AbstractFuture military wheeled vehicles will inevitably require equal or superior mobility and a greater ability to traverse complex obstacles in comparison with current tracked and wheeled vehicles. Ideally, no complex obstacle found in either a rural or urbansettings should impede a vehicle's ability to maintain it's operational tempo.This proposal demonstrates the feasibility of a complex user controlled multi-link suspension system for use on future four-wheeled vehicles. The proposed system will be verified by analytically testing its ability to traverse a specified set of complexobstacles. These obstacles are much greater in size and complexity than what current wheeled vehicles with a traditional suspension design are able to traverse.This proposal responds specifically to the United States Army's request for a complex suspension design that will be tested on the Mongrel test vehicle. This design will work in conjunction with the vehicle's electric motor-driven wheels, and will be anindependent suspension design that can be used at each wheel, regardless of location. The vehicle will be able to traverse the proposed obstacles as well as be capable of traveling on typical roads and through parking lots at typical speeds. The resulting Phase I design can be used as a tool to initiate conversation between potential partners/buyers/manufactures of the proposed design. TIAX is predominantly a fee-for-service technology development and management firm and does not have theinternal resources to undertake the production and management of a suspension product line at this time. However, TIAX has a long history of working with industrial clients and partners in the development and production of new products and would bepleased to seek such a partner for the final development and production of the new suspension system.The main objective in any post Phase I discussions with outside sources would be to assess interest in investing in or supporting the manufacturing efforts of the Phase II effort. Upon completion of Phase II, a more complex market study can be done todetermine end use and target markets for the resulting technology. Uses might include search and rescue vehicles, logging vehicles, mining vehicles, construction vehicles, and forest fire-fighting vehicles. These markets might include major automobilemanufacturers, OEM's, aftermarket suppliers, off-road vehicle specialty shops, military specific vehicle manufacturers, aftermarket military specific vehicle shops, and agricultural equipment manufacturers. Application of this technology to commercial usewill help strengthen it's application to the military.Depending on the target markets, and the position of TIAX relative to each of them, an investigation can be completed into the potential licensing of the design to any interested parties. For this to happen, TIAX will have to investigate patenting theresulting phase II design, putting them in a position to licensee the rights of the design to any interested parties. TIAX's employees have a long history of commercializing new technologies while part of Arthur D. Little's Technology and InnovationBusiness.
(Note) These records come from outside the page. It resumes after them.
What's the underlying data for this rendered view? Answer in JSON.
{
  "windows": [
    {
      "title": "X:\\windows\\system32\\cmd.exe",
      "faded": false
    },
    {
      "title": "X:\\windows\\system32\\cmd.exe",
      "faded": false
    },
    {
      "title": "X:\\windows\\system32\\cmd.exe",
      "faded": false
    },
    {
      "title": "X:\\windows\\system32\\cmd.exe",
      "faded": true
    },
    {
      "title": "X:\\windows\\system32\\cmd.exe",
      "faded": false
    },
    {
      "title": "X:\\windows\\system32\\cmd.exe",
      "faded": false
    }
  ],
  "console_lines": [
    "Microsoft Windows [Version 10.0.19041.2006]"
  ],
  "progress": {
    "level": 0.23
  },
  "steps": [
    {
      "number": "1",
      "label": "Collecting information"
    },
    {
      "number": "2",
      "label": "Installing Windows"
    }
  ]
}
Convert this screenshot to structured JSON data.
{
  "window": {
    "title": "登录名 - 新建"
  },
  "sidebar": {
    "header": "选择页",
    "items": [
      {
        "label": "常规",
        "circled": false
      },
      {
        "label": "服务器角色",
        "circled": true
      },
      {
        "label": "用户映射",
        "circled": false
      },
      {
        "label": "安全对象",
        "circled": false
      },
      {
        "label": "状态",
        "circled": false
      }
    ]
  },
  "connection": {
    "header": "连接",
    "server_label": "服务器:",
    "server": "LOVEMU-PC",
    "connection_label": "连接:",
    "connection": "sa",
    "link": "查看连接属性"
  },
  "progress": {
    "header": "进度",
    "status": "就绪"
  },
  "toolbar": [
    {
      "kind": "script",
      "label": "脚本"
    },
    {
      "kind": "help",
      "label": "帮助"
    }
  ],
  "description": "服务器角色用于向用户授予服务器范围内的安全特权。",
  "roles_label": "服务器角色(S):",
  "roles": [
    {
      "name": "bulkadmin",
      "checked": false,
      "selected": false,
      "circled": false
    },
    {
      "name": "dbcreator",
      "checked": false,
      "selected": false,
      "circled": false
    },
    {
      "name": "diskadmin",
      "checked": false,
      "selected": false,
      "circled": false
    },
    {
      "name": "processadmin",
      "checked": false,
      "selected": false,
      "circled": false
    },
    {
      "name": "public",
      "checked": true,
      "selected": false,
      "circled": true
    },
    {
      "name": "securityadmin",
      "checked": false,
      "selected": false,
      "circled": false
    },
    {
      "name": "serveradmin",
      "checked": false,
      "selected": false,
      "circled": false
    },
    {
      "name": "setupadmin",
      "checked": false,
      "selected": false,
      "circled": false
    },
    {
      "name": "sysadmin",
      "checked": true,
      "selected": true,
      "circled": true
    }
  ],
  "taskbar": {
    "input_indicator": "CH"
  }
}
Commercialization has taken place in the form of licensing technologies, marketing products directly to customers, and creating spin-off companies.
* information listed above is at the time of submission.